Video capsule endoscopy, a widely accepted reference standard for occult gastrointestinal bleeding, was used to assess intestinal damage. Small intestinal mucosal damage was categorized by the Lewis score, which is a validated tool to evaluate villous edema, ulcers, stenosis, and small bowel inflammation. The primary outcomes were the areas under the curve (AUCs) for Lewis score and number of ulcers.

Results show probiotics may reduce GI risk

The results showed a gradual increase in mucosal damage during the 6 weeks of daily ASA intake and partial reversal toward baseline over the 2-week recovery period. The ASA-induced damage was primarily localized to the duodenum. The major finding of this study was that the AUCs for both the Lewis score and ulcer number were significantly lower in the Bif195 arm than the placebo arm, the primary endpoint of this study (Pvalue = .0376).
 
Importantly, the protective effect of Bif195 against intestinal damage did not interfere with the cardiovascular-protective effects of ASA. In participants taking Bif195, ASA still inhibited the cyclo-oxygenase (COX) enzyme and reduced its downstream products.
 
This study was conducted for only 8 weeks, whereas many people take ASA for years. Still, the results reveal new possibilities for the use of specific probiotic strains to reduce the risk of side effects from ASA.
 
Reference
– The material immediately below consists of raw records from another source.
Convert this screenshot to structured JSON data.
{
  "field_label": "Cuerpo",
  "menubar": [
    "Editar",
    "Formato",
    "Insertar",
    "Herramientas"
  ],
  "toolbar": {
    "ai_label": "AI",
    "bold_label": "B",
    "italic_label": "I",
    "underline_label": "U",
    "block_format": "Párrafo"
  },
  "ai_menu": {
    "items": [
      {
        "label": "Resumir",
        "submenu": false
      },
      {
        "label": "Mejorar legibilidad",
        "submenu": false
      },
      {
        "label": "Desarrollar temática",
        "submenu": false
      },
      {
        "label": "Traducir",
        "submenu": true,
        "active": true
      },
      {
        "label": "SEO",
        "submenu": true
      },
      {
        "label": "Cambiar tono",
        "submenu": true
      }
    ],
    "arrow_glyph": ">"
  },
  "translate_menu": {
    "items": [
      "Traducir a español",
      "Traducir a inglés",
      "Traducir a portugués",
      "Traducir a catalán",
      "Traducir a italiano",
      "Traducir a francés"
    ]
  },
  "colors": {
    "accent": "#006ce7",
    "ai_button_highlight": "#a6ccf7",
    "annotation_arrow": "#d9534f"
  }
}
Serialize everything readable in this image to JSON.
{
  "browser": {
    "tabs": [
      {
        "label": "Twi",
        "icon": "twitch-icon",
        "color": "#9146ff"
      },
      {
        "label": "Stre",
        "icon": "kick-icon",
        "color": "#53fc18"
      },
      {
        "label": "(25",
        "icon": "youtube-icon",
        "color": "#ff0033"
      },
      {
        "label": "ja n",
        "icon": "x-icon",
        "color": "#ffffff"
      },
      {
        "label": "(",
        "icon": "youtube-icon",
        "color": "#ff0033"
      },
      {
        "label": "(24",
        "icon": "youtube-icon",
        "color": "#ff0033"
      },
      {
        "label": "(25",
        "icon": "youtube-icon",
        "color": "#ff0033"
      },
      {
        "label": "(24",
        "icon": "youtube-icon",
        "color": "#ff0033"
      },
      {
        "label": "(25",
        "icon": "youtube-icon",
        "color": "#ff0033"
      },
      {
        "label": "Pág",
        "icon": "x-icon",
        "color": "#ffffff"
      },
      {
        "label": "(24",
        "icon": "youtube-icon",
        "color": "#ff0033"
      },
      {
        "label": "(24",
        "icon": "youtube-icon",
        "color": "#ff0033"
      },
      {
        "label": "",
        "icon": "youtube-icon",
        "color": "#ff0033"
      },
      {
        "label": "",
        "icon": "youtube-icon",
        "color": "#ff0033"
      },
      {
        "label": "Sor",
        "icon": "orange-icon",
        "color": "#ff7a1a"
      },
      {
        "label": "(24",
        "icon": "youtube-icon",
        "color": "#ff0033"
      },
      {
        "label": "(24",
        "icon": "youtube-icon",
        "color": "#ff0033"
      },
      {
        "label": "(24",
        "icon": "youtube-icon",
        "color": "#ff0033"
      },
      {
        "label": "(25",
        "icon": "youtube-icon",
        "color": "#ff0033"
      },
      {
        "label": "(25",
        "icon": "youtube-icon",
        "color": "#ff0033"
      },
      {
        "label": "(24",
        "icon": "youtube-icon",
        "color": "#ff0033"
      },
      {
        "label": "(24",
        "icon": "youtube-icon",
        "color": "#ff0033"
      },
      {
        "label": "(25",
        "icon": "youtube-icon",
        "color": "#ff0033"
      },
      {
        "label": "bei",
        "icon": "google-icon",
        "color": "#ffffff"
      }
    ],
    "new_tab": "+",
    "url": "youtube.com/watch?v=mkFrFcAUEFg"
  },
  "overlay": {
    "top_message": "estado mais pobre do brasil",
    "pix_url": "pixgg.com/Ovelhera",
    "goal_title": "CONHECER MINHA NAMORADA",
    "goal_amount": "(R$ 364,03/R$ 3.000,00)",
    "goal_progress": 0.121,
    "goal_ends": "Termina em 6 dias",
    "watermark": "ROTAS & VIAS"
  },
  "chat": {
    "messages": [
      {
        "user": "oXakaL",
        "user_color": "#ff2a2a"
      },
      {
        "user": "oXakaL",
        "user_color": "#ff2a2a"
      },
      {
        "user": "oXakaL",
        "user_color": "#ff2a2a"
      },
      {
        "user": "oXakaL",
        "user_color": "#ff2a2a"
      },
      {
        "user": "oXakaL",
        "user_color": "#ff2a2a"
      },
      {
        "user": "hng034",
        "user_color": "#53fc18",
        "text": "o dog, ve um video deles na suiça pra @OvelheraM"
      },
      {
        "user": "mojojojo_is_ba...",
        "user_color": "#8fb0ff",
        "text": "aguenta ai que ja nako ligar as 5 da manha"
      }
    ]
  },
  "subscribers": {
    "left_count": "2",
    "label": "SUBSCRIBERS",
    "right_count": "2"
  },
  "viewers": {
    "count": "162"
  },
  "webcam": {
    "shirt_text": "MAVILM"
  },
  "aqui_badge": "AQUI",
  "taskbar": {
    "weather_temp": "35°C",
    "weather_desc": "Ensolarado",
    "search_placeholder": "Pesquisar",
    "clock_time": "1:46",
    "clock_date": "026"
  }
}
Mortensen, B, C Murphy, J O’Grady, M Lucey, G Elsafi, L Barry, V Westphal, A Wellejus, O Lukjancenko, AC Eklund, HB Nielsen, A Baker, A Damholt, JET van Hylckama Vlieg, F Shanahan, and M Buckley. “Bifidobacteriumbreve Bif195 Protects Against Small-Intestinal Damage Caused By Acetylsalicylic Acid in Healthy Volunteers.” Gastroenterology 157, no. 3 (2019): 637–646.e4.